What the task asks:
Return the entire listing exactly, leaving nothing out.

╭──

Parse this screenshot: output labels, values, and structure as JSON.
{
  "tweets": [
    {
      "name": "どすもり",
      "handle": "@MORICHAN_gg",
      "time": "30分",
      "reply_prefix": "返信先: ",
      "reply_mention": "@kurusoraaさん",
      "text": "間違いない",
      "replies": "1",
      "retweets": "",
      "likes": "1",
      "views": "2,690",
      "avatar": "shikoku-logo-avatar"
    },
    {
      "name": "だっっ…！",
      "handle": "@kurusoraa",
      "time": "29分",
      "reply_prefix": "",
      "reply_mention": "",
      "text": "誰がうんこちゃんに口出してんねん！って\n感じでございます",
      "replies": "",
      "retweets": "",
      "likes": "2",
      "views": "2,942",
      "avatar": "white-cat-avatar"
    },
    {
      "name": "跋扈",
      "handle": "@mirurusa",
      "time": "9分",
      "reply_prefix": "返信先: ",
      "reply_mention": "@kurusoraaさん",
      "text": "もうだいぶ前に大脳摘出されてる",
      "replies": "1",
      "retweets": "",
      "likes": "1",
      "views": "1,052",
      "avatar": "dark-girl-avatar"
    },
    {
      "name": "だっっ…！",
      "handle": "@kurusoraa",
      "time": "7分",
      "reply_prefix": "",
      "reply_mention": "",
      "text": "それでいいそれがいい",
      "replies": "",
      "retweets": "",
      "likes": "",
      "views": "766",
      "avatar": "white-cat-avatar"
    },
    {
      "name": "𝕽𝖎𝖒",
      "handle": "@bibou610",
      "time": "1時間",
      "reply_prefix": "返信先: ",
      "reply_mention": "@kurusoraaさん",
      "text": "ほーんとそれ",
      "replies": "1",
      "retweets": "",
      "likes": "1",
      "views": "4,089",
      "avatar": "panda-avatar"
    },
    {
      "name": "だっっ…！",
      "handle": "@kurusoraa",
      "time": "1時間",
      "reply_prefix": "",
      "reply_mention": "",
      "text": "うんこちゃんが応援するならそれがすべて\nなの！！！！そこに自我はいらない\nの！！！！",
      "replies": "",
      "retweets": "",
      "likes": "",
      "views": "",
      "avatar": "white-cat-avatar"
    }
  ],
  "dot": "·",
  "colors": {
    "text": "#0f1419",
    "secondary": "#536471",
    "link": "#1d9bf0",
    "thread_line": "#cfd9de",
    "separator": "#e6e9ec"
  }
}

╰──

Exercise solution:
Parse this screenshot: output labels, values, and structure as JSON.
{
  "tweets": [
    {
      "name": "どすもり",
      "handle": "@MORICHAN_gg",
      "time": "30分",
      "reply_prefix": "返信先: ",
      "reply_mention": "@kurusoraaさん",
      "text": "間違いない",
      "replies": "1",
      "retweets": "",
      "likes": "1",
      "views": "2,690",
      "avatar": "shikoku-logo-avatar"
    },
    {
      "name": "だっっ…！",
      "handle": "@kurusoraa",
      "time": "29分",
      "reply_prefix": "",
      "reply_mention": "",
      "text": "誰がうんこちゃんに口出してんねん！って\n感じでございます",
      "replies": "",
      "retweets": "",
      "likes": "2",
      "views": "2,942",
      "avatar": "white-cat-avatar"
    },
    {
      "name": "跋扈",
      "handle": "@mirurusa",
      "time": "9分",
      "reply_prefix": "返信先: ",
      "reply_mention": "@kurusoraaさん",
      "text": "もうだいぶ前に大脳摘出されてる",
      "replies": "1",
      "retweets": "",
      "likes": "1",
      "views": "1,052",
      "avatar": "dark-girl-avatar"
    },
    {
      "name": "だっっ…！",
      "handle": "@kurusoraa",
      "time": "7分",
      "reply_prefix": "",
      "reply_mention": "",
      "text": "それでいいそれがいい",
      "replies": "",
      "retweets": "",
      "likes": "",
      "views": "766",
      "avatar": "white-cat-avatar"
    },
    {
      "name": "𝕽𝖎𝖒",
      "handle": "@bibou610",
      "time": "1時間",
      "reply_prefix": "返信先: ",
      "reply_mention": "@kurusoraaさん",
      "text": "ほーんとそれ",
      "replies": "1",
      "retweets": "",
      "likes": "1",
      "views": "4,089",
      "avatar": "panda-avatar"
    },
    {
      "name": "だっっ…！",
      "handle": "@kurusoraa",
      "time": "1時間",
      "reply_prefix": "",
      "reply_mention": "",
      "text": "うんこちゃんが応援するならそれがすべて\nなの！！！！そこに自我はいらない\nの！！！！",
      "replies": "",
      "retweets": "",
      "likes": "",
      "views": "",
      "avatar": "white-cat-avatar"
    }
  ],
  "dot": "·",
  "colors": {
    "text": "#0f1419",
    "secondary": "#536471",
    "link": "#1d9bf0",
    "thread_line": "#cfd9de",
    "separator": "#e6e9ec"
  }
}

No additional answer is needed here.